(Page and application data records)
++++++++++++++++++++

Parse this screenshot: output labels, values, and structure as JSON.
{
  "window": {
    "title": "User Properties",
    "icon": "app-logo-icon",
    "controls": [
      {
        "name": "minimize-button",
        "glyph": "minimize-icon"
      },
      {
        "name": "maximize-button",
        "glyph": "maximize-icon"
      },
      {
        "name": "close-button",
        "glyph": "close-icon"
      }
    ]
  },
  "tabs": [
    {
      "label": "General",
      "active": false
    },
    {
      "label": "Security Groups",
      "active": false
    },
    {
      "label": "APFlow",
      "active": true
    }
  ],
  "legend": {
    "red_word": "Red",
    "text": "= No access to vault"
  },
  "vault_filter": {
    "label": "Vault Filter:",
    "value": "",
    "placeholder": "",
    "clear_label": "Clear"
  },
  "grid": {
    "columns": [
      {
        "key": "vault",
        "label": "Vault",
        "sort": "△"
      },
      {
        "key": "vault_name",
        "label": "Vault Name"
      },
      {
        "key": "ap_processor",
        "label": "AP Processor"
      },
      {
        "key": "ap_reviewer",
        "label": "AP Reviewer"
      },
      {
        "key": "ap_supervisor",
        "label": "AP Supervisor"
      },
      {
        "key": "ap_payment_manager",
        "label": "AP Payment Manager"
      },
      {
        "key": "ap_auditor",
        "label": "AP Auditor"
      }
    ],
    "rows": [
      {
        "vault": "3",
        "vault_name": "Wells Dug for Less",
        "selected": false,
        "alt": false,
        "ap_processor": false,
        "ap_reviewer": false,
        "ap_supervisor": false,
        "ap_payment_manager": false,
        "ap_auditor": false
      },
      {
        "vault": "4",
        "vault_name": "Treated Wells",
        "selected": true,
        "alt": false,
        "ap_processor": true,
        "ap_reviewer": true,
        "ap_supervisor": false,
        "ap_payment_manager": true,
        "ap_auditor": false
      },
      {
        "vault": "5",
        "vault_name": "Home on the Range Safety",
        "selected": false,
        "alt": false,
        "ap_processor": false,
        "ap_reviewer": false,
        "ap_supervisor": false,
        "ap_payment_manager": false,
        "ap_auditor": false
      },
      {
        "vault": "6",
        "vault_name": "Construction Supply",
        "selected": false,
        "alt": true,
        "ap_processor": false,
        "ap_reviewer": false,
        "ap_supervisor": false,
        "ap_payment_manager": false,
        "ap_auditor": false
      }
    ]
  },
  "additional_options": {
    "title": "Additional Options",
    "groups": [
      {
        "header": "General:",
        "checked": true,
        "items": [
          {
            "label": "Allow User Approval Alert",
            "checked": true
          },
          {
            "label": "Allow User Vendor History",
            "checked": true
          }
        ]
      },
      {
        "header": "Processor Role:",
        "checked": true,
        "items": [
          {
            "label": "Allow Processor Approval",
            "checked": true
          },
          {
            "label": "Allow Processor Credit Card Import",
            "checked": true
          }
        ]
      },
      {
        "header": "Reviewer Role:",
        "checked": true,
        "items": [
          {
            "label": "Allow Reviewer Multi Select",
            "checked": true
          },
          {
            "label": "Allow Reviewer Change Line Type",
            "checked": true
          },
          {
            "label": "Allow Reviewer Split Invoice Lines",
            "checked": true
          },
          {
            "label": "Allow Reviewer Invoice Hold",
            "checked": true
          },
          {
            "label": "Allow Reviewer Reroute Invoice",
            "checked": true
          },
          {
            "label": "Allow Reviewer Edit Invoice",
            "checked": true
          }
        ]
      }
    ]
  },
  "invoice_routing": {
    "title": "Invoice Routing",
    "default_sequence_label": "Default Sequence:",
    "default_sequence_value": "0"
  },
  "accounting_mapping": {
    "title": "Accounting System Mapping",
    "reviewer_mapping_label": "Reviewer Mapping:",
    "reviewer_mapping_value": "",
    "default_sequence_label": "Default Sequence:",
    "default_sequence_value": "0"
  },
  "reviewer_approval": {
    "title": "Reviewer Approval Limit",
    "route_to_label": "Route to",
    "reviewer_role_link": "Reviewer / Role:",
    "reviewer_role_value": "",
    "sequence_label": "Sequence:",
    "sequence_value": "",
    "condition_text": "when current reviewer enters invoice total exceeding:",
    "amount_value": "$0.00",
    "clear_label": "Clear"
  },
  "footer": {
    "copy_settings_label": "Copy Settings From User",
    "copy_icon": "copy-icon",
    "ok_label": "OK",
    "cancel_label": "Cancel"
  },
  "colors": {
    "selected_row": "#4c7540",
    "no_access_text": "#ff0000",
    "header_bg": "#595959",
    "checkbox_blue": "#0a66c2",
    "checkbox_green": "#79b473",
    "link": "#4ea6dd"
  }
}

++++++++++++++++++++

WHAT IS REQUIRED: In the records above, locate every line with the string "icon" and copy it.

PROBLEM SOLUTION:
    "icon": "app-logo-icon",
        "glyph": "minimize-icon"
        "glyph": "maximize-icon"
        "glyph": "close-icon"
    "copy_icon": "copy-icon",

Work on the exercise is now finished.